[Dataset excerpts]

────────────────────

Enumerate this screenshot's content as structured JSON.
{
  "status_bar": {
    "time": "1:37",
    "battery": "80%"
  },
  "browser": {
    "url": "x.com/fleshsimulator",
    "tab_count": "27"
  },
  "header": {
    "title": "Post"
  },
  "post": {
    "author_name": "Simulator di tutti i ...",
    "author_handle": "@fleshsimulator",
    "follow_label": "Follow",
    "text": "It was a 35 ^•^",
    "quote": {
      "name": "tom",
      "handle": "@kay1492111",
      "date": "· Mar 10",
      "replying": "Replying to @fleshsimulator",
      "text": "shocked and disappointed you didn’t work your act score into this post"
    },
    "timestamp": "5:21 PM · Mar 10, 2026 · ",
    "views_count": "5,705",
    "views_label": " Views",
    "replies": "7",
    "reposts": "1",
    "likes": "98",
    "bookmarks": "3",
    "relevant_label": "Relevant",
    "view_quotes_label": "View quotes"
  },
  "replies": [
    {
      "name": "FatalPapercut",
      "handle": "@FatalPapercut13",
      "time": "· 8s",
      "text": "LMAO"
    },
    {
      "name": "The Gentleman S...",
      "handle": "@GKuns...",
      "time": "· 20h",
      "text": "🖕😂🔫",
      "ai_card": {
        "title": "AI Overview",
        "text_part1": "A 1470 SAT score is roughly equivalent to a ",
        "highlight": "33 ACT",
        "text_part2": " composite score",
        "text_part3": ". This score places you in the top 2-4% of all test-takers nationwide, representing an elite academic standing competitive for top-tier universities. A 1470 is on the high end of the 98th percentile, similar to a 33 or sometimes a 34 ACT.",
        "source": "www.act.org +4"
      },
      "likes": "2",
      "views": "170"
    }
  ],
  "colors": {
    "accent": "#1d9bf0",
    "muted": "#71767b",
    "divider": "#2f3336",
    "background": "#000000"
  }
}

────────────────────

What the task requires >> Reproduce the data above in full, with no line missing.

Response to the task >>
Enumerate this screenshot's content as structured JSON.
{
  "status_bar": {
    "time": "1:37",
    "battery": "80%"
  },
  "browser": {
    "url": "x.com/fleshsimulator",
    "tab_count": "27"
  },
  "header": {
    "title": "Post"
  },
  "post": {
    "author_name": "Simulator di tutti i ...",
    "author_handle": "@fleshsimulator",
    "follow_label": "Follow",
    "text": "It was a 35 ^•^",
    "quote": {
      "name": "tom",
      "handle": "@kay1492111",
      "date": "· Mar 10",
      "replying": "Replying to @fleshsimulator",
      "text": "shocked and disappointed you didn’t work your act score into this post"
    },
    "timestamp": "5:21 PM · Mar 10, 2026 · ",
    "views_count": "5,705",
    "views_label": " Views",
    "replies": "7",
    "reposts": "1",
    "likes": "98",
    "bookmarks": "3",
    "relevant_label": "Relevant",
    "view_quotes_label": "View quotes"
  },
  "replies": [
    {
      "name": "FatalPapercut",
      "handle": "@FatalPapercut13",
      "time": "· 8s",
      "text": "LMAO"
    },
    {
      "name": "The Gentleman S...",
      "handle": "@GKuns...",
      "time": "· 20h",
      "text": "🖕😂🔫",
      "ai_card": {
        "title": "AI Overview",
        "text_part1": "A 1470 SAT score is roughly equivalent to a ",
        "highlight": "33 ACT",
        "text_part2": " composite score",
        "text_part3": ". This score places you in the top 2-4% of all test-takers nationwide, representing an elite academic standing competitive for top-tier universities. A 1470 is on the high end of the 98th percentile, similar to a 33 or sometimes a 34 ACT.",
        "source": "www.act.org +4"
      },
      "likes": "2",
      "views": "170"
    }
  ],
  "colors": {
    "accent": "#1d9bf0",
    "muted": "#71767b",
    "divider": "#2f3336",
    "background": "#000000"
  }
}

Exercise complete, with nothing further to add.